Those with cognitive impairment have reduced ability to make sense of the environment, and thus consideration of its impact is particularly important. People may remember their own home and familiar environments, but impaired ability to learn can prevent them from recognising locations in new environments, such as the route to their room. Similarly, they remember minute details from their youth, but not what they had for breakfast.
Using colour in the Care Home environment
1. Colour should be sued to emphasize what’s important. , such as doors, staircases etc. or views to interesting vistas or activity areas. Pay close attention to those elements that have the potential to provide useful information to the cognitively impaired individual, and give these more emphasis with brighter colours and high contrast with the background.
Conversely, de-emphasize what’s not important. People with dementia struggle to make sense of their environments, and should not have their attention unnecessarily drawn to elements that do not require their focus. Therefore doors to areas such as medical supplies stores, staff rooms etc., should not be treated with colour cues, so that attention is not diverted.
2. Compensate for known visual deficits. Older people require three times the amount of light to see as well as younger people, but are more sensitive to glare. People with dementia have impaired contrast perception, which makes it harder to see the edges of objects, particularly when the foreground (object) and background are similar colour. This is particularly important when designing to support functional independence.
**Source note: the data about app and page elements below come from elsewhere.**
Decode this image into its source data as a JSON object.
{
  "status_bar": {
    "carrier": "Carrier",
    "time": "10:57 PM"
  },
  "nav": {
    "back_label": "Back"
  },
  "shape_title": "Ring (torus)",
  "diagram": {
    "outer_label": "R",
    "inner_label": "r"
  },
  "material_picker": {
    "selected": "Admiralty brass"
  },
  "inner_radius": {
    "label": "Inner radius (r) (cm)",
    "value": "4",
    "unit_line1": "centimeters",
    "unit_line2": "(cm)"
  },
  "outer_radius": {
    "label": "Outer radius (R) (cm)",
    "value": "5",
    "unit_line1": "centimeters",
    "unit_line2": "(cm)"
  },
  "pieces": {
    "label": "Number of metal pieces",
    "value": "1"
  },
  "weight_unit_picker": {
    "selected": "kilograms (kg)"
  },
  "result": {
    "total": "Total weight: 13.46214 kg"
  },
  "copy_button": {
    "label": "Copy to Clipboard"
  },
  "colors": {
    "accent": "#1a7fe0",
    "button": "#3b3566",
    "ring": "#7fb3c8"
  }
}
- Chair seats should contrast with the floor, so people can see where the edge of the chair is.
- Sink basins should contrast with the surrounding counter/vanity top.
- Toilets (or toilet seats) should contrast with both the floor and surrounding walls to make them more visible.
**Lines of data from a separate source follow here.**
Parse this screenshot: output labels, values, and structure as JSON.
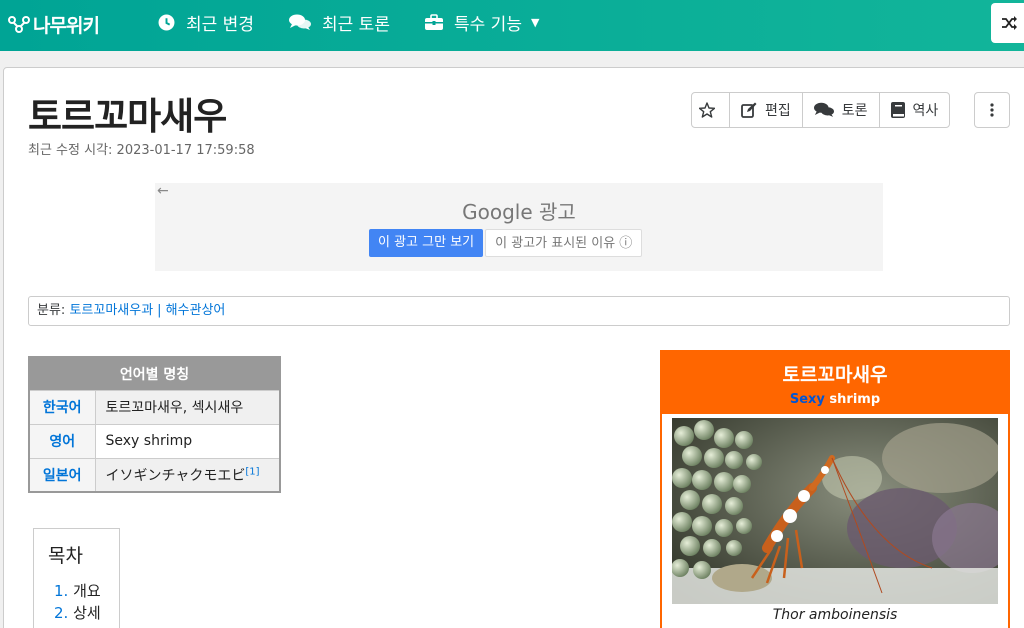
{
  "nav": {
    "logo": "나무위키",
    "recent_changes": "최근 변경",
    "recent_discuss": "최근 토론",
    "special": "특수 기능"
  },
  "page": {
    "title": "토르꼬마새우",
    "modified_label": "최근 수정 시각: ",
    "modified_time": "2023-01-17 17:59:58"
  },
  "toolbar": {
    "edit": "편집",
    "discuss": "토론",
    "history": "역사"
  },
  "ad": {
    "back": "←",
    "brand": "Google",
    "brand_suffix": " 광고",
    "stop": "이 광고 그만 보기",
    "why": "이 광고가 표시된 이유 ⓘ"
  },
  "category": {
    "label": "분류: ",
    "items": [
      "토르꼬마새우과",
      "해수관상어"
    ],
    "separator": "|"
  },
  "names_table": {
    "header": "언어별 명칭",
    "rows": [
      {
        "lang": "한국어",
        "value": "토르꼬마새우, 섹시새우",
        "note": ""
      },
      {
        "lang": "영어",
        "value": "Sexy shrimp",
        "note": ""
      },
      {
        "lang": "일본어",
        "value": "イソギンチャクモエビ",
        "note": "[1]"
      }
    ]
  },
  "toc": {
    "title": "목차",
    "items": [
      {
        "num": "1.",
        "label": "개요"
      },
      {
        "num": "2.",
        "label": "상세"
      }
    ]
  },
  "infobox": {
    "title": "토르꼬마새우",
    "sub_blue": "Sexy",
    "sub_rest": " shrimp",
    "caption": "Thor amboinensis"
  },
  "colors": {
    "nav": "#00a495",
    "infobox": "#ff6600",
    "link": "#0275d8"
  }
}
- Table settings should provide high contrast between the plates (usually white or pale coloured) and the table/tablecloth/placemat (dark colour).
3. Apply colour according to known principles. People with dementia may have some unique needs, but they are still people, and no research has yet suggested they respond differently emotionally/visually to colours than the general population.
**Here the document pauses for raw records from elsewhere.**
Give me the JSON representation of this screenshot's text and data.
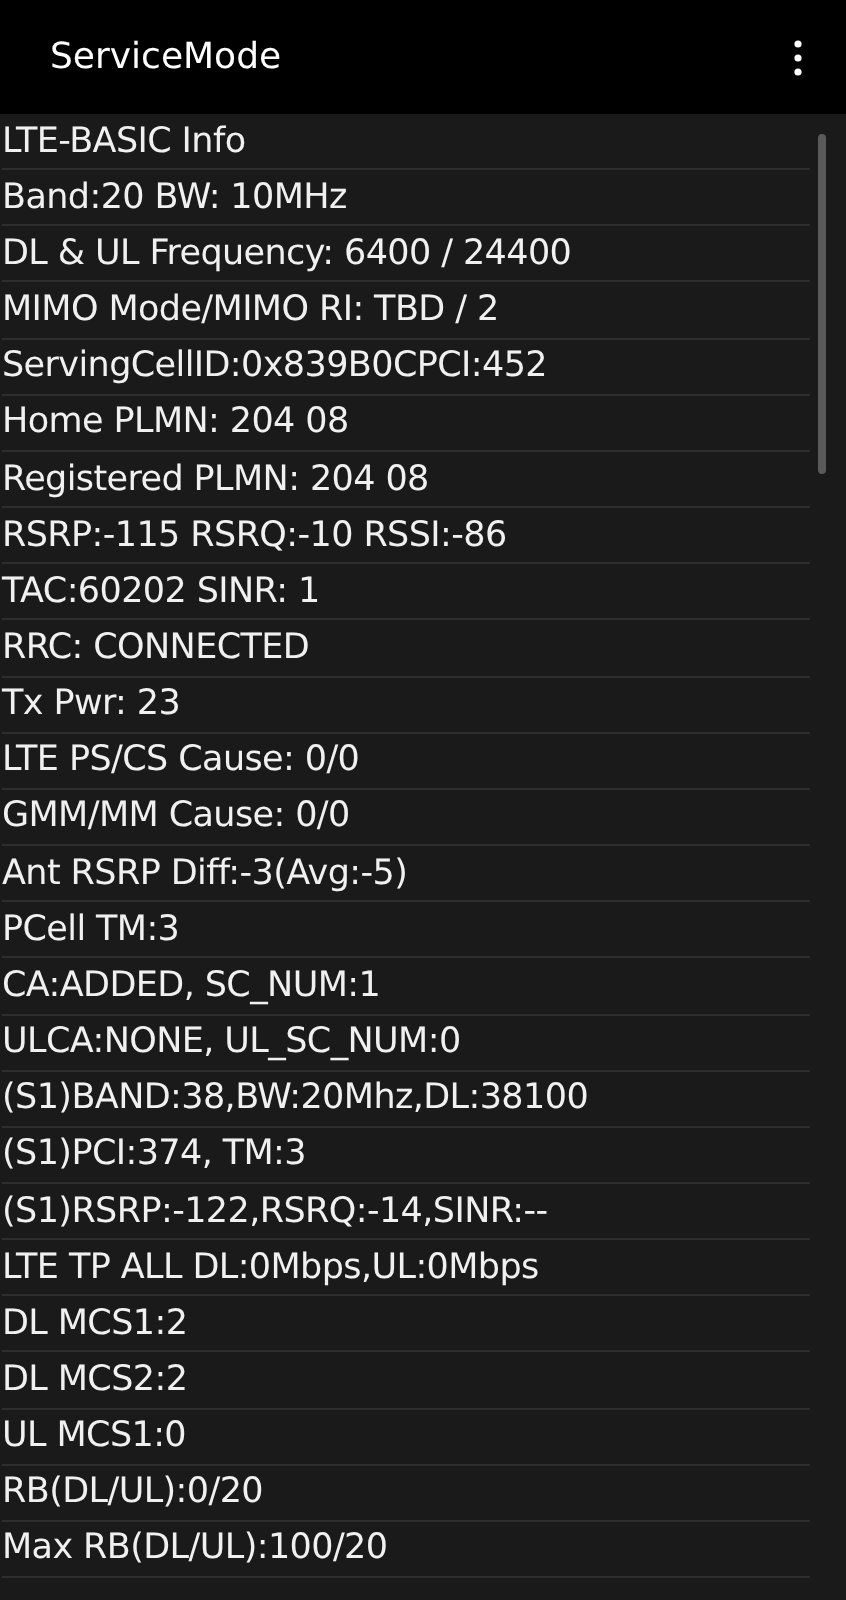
{
  "app_bar": {
    "title": "ServiceMode"
  },
  "lines": [
    "LTE-BASIC Info",
    "Band:20 BW: 10MHz",
    "DL & UL Frequency: 6400 / 24400",
    "MIMO Mode/MIMO RI: TBD / 2",
    "ServingCellID:0x839B0CPCI:452",
    "Home PLMN: 204 08",
    "Registered PLMN: 204 08",
    "RSRP:-115 RSRQ:-10 RSSI:-86",
    "TAC:60202 SINR: 1",
    "RRC: CONNECTED",
    "Tx Pwr: 23",
    "LTE PS/CS Cause: 0/0",
    "GMM/MM Cause: 0/0",
    "Ant RSRP Diff:-3(Avg:-5)",
    "PCell TM:3",
    "CA:ADDED, SC_NUM:1",
    "ULCA:NONE, UL_SC_NUM:0",
    "(S1)BAND:38,BW:20Mhz,DL:38100",
    "(S1)PCI:374, TM:3",
    "(S1)RSRP:-122,RSRQ:-14,SINR:--",
    "LTE TP ALL DL:0Mbps,UL:0Mbps",
    "DL MCS1:2",
    "DL MCS2:2",
    "UL MCS1:0",
    "RB(DL/UL):0/20",
    "Max RB(DL/UL):100/20"
  ]
}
- Rooms that are habitually too warm should be decorated in cooler colours (blues and violets) to be perceived as cooler. Conversely, decorating a cool room with warm colours will make it appear to be warmer than it actually is.
- If you want to space to be an “active” place, use warm colours, particularly red and orange, which is physiologically stimulating. Red is known to raise the blood pressure slightly and increases blood flow and therefore appetite. Orange encourages sociability being a mixture of red and yellow.
Reminiscence in decoration
The use of reminiscence in the care of people with cognitive impairment is well documented and there is increasing enthusiasm for decoration that includes these elements. Studies have been made of patients who used a reminiscence room for activity. The patients had a range of mental health needs sufficiently complex to warrant their admission to a specialist hospital unit.
Overall, their perceptions were positive and a positive link between a themed room and stimulating memories from the same period was established. Reminiscence decoration should be carefully considered with respect to era and the culture of the current and potential client group and having a dedicated room should not restrict the more widespread use of this valued therapy.
In conclusion, much can be done to improve the lives of dementia sufferers through well thought out interiors and use of colour. As we are an aging population, the number of individuals experiencing these kinds of issues will only increase, and knowing that there are simple, inexpensive ways of improving the lives of the elderly, can only be a good thing. Not least because one day, it could be us.
If you would like to find out more about designing for those with cognitive impairment, please contact me on email@example.com